*WHAT YOU WILL DO:* Listed below are entries; give the number of lines among them that include "have", and only that number.

*STORED DATA:*
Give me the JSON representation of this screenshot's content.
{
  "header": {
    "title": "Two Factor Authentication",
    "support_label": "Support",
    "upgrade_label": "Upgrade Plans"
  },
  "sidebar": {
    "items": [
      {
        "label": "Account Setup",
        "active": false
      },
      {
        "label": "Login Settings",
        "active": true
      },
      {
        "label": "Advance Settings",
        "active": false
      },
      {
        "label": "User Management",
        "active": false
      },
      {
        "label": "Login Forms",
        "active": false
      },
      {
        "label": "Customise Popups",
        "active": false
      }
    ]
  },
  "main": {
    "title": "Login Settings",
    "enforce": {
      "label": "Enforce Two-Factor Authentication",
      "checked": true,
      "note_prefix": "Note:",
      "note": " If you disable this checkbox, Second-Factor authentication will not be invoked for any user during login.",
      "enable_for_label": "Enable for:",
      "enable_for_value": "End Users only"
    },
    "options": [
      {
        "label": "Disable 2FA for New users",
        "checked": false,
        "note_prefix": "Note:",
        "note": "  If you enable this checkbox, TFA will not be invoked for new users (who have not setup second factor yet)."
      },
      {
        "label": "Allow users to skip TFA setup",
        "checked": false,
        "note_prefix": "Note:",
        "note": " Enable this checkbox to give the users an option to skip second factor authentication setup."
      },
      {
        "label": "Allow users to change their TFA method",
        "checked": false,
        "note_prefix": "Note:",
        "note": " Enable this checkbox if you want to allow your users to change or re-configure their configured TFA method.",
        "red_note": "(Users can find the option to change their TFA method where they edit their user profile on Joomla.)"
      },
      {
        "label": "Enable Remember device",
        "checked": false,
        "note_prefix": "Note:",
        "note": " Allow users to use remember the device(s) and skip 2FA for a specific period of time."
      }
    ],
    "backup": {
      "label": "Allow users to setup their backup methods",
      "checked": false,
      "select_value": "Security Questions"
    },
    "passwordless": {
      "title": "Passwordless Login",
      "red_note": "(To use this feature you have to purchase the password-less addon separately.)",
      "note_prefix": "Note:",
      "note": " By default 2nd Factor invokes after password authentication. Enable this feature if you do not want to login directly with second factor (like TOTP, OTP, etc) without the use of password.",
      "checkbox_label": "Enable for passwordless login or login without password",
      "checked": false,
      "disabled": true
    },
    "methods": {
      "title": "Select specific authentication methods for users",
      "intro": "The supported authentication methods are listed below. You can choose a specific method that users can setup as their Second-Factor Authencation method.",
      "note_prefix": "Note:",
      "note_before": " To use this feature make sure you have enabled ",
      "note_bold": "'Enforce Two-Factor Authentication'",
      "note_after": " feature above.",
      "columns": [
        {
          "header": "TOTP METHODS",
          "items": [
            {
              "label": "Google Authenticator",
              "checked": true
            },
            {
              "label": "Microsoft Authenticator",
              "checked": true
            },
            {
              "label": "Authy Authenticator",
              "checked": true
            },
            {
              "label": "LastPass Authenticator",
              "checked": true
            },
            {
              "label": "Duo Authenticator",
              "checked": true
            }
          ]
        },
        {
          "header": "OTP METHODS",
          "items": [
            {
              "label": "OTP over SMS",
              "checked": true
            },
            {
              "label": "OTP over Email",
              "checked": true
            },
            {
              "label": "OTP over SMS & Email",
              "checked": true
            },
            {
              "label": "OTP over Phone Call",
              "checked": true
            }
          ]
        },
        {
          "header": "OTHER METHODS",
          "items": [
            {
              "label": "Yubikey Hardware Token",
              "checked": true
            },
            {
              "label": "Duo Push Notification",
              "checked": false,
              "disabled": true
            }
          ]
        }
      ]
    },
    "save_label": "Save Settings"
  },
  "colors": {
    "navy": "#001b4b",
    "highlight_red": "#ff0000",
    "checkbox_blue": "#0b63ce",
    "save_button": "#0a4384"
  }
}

*TASK OUTPUT:* 3